It's easy to see how perfect a fit the 31-year-old would be to be bearing a flag.
Jackson did it herself, leading the Australian team out at the London Olympics in 2012. It was her third of four Olympics. And third of three silver medals, with a bronze also to be added to the collection.
She'd love to see Mills receive the same honour she had eight years ago. She's heard some talk along the same lines and likes what she's heard.
"I've heard some rumblings so I hope Patty is [the flag bearer]," Jackson told The Canberra Times.
"He's an amazing ambassador for the sport and for Australia.
"And what he's managed to do over in the NBA and what he's doing locally, he's incredible.
"I'd love to see Patty holding the flag and representing Australia."
Jackson hasn't been surprised by what Mills has become. Champion basketballer. Australian leader. Indigenous leader. And now modern-day Mother Theresa can also be added to the list.
He's been part of an Australian movement on the court. At a time when the stocks of Aussie talent in the NBA seem to be continuously growing.
There was that 2014 NBA championship, when he was an integral part of their first title in seven years. Shooting the lights out from beyond the three-point arc to set up a match-winning lead to decide the title in game five.

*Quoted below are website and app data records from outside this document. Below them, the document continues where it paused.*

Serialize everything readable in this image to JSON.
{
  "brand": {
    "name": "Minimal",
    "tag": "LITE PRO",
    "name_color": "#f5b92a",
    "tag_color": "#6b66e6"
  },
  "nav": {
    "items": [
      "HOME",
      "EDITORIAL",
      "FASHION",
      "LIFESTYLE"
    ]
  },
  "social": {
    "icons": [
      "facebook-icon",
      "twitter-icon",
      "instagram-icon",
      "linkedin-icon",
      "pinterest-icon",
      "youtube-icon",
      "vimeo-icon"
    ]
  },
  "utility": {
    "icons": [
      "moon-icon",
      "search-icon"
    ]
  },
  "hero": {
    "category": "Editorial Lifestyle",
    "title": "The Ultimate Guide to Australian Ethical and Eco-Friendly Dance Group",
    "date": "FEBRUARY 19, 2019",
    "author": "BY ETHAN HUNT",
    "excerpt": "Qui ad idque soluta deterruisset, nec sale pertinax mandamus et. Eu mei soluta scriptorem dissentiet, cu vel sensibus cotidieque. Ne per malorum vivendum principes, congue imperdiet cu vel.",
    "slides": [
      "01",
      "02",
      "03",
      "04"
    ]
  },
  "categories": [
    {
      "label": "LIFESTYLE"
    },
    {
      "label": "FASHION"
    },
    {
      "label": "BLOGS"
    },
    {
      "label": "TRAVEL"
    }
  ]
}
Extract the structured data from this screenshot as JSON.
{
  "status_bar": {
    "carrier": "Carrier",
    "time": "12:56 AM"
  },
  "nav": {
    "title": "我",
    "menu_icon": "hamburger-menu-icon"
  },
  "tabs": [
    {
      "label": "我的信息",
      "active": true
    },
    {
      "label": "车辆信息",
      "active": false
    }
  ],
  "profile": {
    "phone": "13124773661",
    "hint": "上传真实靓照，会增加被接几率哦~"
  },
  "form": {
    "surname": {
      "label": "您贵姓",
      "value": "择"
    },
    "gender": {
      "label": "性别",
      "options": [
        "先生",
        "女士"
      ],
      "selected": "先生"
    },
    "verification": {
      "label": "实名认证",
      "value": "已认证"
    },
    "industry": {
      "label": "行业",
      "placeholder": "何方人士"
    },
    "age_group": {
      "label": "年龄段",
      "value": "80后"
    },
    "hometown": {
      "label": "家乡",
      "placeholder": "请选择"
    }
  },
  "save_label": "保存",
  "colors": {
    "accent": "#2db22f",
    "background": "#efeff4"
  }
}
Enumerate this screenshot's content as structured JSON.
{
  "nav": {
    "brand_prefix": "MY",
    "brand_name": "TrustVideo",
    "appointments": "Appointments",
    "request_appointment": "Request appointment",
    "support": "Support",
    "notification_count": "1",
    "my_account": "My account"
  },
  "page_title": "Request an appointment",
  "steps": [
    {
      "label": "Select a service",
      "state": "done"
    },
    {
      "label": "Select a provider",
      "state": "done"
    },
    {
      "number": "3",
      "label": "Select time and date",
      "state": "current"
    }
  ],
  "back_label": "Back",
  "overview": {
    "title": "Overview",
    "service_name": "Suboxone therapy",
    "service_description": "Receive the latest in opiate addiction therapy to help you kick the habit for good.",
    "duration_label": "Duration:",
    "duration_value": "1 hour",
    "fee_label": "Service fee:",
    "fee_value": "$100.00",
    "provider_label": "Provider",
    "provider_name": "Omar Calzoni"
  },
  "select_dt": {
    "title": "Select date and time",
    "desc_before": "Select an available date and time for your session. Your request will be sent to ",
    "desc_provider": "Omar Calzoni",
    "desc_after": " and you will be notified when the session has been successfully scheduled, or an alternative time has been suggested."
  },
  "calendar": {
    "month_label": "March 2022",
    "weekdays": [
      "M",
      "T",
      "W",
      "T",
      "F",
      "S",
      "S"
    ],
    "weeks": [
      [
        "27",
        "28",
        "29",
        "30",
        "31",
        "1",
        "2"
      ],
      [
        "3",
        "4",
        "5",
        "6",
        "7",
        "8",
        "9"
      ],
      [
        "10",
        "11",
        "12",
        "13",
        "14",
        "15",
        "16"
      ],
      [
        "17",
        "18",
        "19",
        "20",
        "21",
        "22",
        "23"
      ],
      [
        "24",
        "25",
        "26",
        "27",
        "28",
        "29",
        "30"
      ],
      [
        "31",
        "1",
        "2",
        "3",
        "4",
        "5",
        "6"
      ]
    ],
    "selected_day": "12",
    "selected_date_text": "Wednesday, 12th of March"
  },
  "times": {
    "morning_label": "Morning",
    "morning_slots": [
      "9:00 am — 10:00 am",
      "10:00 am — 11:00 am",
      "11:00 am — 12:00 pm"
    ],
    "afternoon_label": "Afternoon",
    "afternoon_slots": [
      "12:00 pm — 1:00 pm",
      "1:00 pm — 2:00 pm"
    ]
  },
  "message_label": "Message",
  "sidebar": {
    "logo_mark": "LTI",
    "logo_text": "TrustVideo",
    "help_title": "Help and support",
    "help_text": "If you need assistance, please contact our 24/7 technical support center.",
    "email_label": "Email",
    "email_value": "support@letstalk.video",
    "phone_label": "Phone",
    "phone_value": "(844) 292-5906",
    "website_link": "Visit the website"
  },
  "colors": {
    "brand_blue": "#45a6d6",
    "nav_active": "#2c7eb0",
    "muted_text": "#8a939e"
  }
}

Jackson always knew the Canberra Marist College student would come to this.
That the young boy from a Torres Strait Islander father and an Indigenous mother would grow into the leader, the Indigenous leader, he has become.
"I did. I think everybody that knew him did," Jackson said.
"Patty has an incredible platform and what he's done in promoting Australia and Indigenous Australians and what he's doing is incredible.
"So I think he's an iconic young man and he's got a huge future ahead of him, not just as a basketballer. I'm so proud of him."
How couldn't you be? Especially the manner in which he's done it. Simply by being himself. Simply by being there.
Shop local. It's been a motto of his trip. Just as the nectarine could be the emblem.
It was when he stopped at Martin's Orchard at Jerrawangala, south of Nowra, that the story about that began.
"Two lovely women were standing inside a little roadside shed, selling what they had left of the nectarines for the season," Mills tweeted.
"So we kindly asked if we could purchase everything they had and loaded two tray beds of fresh, tasty nectarines.
"After some very heartfelt hugs, we kept it moving."
Until he got to Nowra High School where the bounty was unloaded. Then it was back to Sydney. And back to the USA. With his All Star break done.
While there won't be a break for this All Star, there should be a flag. When he gets to Tokyo.